THE TASK:
The records that follow must be repeated exactly, minus the images.

Records from a dataset:
_ _ _ _
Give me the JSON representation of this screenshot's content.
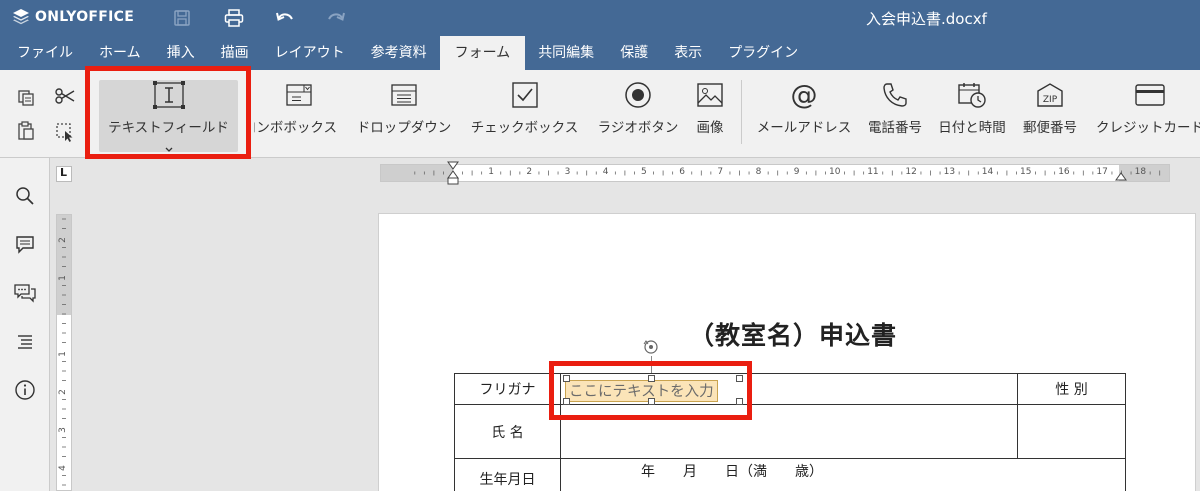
{
  "app": {
    "logo_text": "ONLYOFFICE",
    "doc_title": "入会申込書.docxf"
  },
  "colors": {
    "header": "#446995",
    "highlight": "#ea1e10",
    "field_bg": "#fbe4b8"
  },
  "quick_access": [
    {
      "name": "save-icon",
      "enabled": false
    },
    {
      "name": "print-icon",
      "enabled": true
    },
    {
      "name": "undo-icon",
      "enabled": true
    },
    {
      "name": "redo-icon",
      "enabled": false
    }
  ],
  "tabs": [
    {
      "label": "ファイル"
    },
    {
      "label": "ホーム"
    },
    {
      "label": "挿入"
    },
    {
      "label": "描画"
    },
    {
      "label": "レイアウト"
    },
    {
      "label": "参考資料"
    },
    {
      "label": "フォーム",
      "active": true
    },
    {
      "label": "共同編集"
    },
    {
      "label": "保護"
    },
    {
      "label": "表示"
    },
    {
      "label": "プラグイン"
    }
  ],
  "toolbar": {
    "text_field": "テキストフィールド",
    "combo_box": "コンボボックス",
    "dropdown": "ドロップダウン",
    "checkbox": "チェックボックス",
    "radio": "ラジオボタン",
    "image": "画像",
    "email": "メールアドレス",
    "phone": "電話番号",
    "datetime": "日付と時間",
    "zip": "郵便番号",
    "zip_icon_text": "ZIP",
    "credit_card": "クレジットカード"
  },
  "ruler": {
    "h_numbers": [
      "1",
      "2",
      "3",
      "4",
      "5",
      "6",
      "7",
      "8",
      "9",
      "10",
      "11",
      "12",
      "13",
      "14",
      "15",
      "16",
      "17",
      "18"
    ],
    "v_numbers": [
      "2",
      "1",
      "1",
      "2",
      "3",
      "4"
    ],
    "corner_mark": "L"
  },
  "document": {
    "heading": "（教室名）申込書",
    "rows": {
      "furigana_label": "フリガナ",
      "gender_label": "性 別",
      "name_label": "氏 名",
      "birth_label": "生年月日",
      "birth_value": "年　　月　　日（満　　歳）"
    },
    "text_field_placeholder": "ここにテキストを入力"
  }
}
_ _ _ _
SOLUTION TO THIS PROBLEM:
Give me the JSON representation of this screenshot's content.
{
  "app": {
    "logo_text": "ONLYOFFICE",
    "doc_title": "入会申込書.docxf"
  },
  "colors": {
    "header": "#446995",
    "highlight": "#ea1e10",
    "field_bg": "#fbe4b8"
  },
  "quick_access": [
    {
      "name": "save-icon",
      "enabled": false
    },
    {
      "name": "print-icon",
      "enabled": true
    },
    {
      "name": "undo-icon",
      "enabled": true
    },
    {
      "name": "redo-icon",
      "enabled": false
    }
  ],
  "tabs": [
    {
      "label": "ファイル"
    },
    {
      "label": "ホーム"
    },
    {
      "label": "挿入"
    },
    {
      "label": "描画"
    },
    {
      "label": "レイアウト"
    },
    {
      "label": "参考資料"
    },
    {
      "label": "フォーム",
      "active": true
    },
    {
      "label": "共同編集"
    },
    {
      "label": "保護"
    },
    {
      "label": "表示"
    },
    {
      "label": "プラグイン"
    }
  ],
  "toolbar": {
    "text_field": "テキストフィールド",
    "combo_box": "コンボボックス",
    "dropdown": "ドロップダウン",
    "checkbox": "チェックボックス",
    "radio": "ラジオボタン",
    "image": "画像",
    "email": "メールアドレス",
    "phone": "電話番号",
    "datetime": "日付と時間",
    "zip": "郵便番号",
    "zip_icon_text": "ZIP",
    "credit_card": "クレジットカード"
  },
  "ruler": {
    "h_numbers": [
      "1",
      "2",
      "3",
      "4",
      "5",
      "6",
      "7",
      "8",
      "9",
      "10",
      "11",
      "12",
      "13",
      "14",
      "15",
      "16",
      "17",
      "18"
    ],
    "v_numbers": [
      "2",
      "1",
      "1",
      "2",
      "3",
      "4"
    ],
    "corner_mark": "L"
  },
  "document": {
    "heading": "（教室名）申込書",
    "rows": {
      "furigana_label": "フリガナ",
      "gender_label": "性 別",
      "name_label": "氏 名",
      "birth_label": "生年月日",
      "birth_value": "年　　月　　日（満　　歳）"
    },
    "text_field_placeholder": "ここにテキストを入力"
  }
}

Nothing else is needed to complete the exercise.